Mong Tong | 銘 Epigraphy EP (No Gold)

I seem to be crossing my music and fiction genres with the latest EP from the Taiwanese psych duo Mong Tong, made up of brothers Hom Yu and Jiun Chi. This mini-album presents a future history sci-fi concept—the discovery of an underwater musical artifact, representing a 500-year-old moment in time when internet music was everything, a.k.a. right now.

The mood is set in ambient percussion with simple, subtle melodies overlaid in soothing repetition. Tying the tracks together is a common thread of underwater distortion toying with common, everyday sounds. It feels like a Dancer in the Dark sequence, finding music in the routine machinations of a factory, then submerging the whole scene in a dream sequence flood. 

It makes for great work music in that it moves quickly but not dramatically. Tracks range from 1:14 to 2:36 in length, so you run through the full EP pretty quickly in a work day, but it supports a state of flow and momentum so you can happily play it on repeat rather than interrupt your train of thought to choose something else.

Here are a few impressions the tracks painted for me:

The lilting pace of “Didadi” sounds like a giant playing with a merry-go-round—giving it a spin, shoving a stick in the bars like bicycle spokes, watching it slow, and juicing the spin again with another twist of the top.

At the other end of the spectrum, “Bronze” sounds like a tiny player piano programmed for tiny keys to trigger tiny hammers to hit tiny bells at steady intervals.

The hand drums in “Felt” give a glug-glug-glug like a diver releasing air bubbles off an island beach, occasionally coming up for air to hear a late afternoon guitar player casually riffing in a hammock. 

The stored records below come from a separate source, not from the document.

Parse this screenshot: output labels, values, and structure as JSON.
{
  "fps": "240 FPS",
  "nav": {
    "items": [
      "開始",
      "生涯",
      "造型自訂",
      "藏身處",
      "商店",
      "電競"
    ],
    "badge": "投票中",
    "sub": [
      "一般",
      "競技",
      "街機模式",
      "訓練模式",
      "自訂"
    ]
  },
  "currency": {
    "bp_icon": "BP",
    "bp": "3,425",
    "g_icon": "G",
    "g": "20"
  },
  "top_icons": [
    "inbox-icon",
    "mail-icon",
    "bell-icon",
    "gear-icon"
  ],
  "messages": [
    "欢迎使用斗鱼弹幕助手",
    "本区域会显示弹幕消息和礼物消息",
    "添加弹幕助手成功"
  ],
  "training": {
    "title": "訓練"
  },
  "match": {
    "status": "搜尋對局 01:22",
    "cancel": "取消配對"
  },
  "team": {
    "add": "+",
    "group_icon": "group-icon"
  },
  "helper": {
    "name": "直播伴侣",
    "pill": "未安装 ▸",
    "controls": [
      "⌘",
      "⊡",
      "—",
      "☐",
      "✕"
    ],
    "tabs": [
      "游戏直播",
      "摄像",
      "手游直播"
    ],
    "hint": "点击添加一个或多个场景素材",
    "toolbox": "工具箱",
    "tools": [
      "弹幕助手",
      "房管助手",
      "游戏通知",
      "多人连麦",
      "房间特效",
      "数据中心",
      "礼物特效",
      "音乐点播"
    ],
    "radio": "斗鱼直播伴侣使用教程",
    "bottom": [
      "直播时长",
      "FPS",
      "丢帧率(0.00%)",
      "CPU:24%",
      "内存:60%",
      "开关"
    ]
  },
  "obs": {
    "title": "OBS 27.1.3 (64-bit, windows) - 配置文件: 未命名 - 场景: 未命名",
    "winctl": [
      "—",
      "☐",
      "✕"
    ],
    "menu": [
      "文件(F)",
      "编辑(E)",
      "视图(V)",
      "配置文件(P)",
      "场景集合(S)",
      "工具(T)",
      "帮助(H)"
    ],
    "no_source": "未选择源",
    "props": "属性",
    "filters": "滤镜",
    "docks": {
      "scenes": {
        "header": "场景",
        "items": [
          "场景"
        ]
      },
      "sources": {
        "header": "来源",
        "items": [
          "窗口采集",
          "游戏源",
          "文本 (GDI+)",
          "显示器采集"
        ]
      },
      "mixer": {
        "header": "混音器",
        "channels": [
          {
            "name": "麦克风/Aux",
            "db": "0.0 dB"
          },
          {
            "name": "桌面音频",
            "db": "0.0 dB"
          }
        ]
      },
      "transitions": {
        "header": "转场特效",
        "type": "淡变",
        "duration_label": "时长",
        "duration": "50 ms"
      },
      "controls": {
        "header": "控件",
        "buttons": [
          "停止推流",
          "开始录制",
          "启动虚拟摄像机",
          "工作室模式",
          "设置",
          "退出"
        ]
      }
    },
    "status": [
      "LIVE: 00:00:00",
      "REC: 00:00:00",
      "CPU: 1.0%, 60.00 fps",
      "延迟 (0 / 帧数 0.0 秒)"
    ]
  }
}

“Raw” conjured a very specific memory for me, reminding me of the last time I went to a concert without earplugs. When we went to check into our Chicago hotel room after the show (a glorious, face-melting ripper—I regret nothing), I could not understand a thing the clerk said to me. I could see his mouth forming words, but my ears registered his voice like someone tapping a penny on the bottom of a pool. The beginning of “Raw” is that sound, like underwater construction, mining with a pickaxe or driving in nails on the ocean floor.

“Clay” is punctuated by playful can-pops like an old Pringles commercial, combined with some sassy guitar licks reminiscent of the Seinfeld opening with tropical flavor of pinging kalimba tines. 

The steady but variegated ticking in “Strings” feels like walking through a timepiece warehouse full of clocks, metronomes, and a steadily dripping faucet, with the occasional wild card of a clacker noisemaker to throw it all off kilter—all various ways of measuring the constant ticking away of time.

The longest is the final track, “Birds,” clocking in at 2:36. This reels with dreamy melody that would fit right into a Cocteau Twins album, now featuring a digital rainstick.

Mong Tong nailed the story they set out to tell. 銘 Epigraphy is an atmospheric tool rather than a personal expression, much in the same way perfume oils can be used for scene-setting an alchemical laboratory or chicken-legged hut in a D&D game rather than announcing a person entering a room. This is not about being in the mood to hear a song, but employing a sound to set a mood. It’s not the stuff of ear worms, but it creates a space you want to occupy for a while, and sometimes that’s exactly what you need. | Courtney Dowdall

Leave a Reply

Your email address will not be published. Required fields are marked *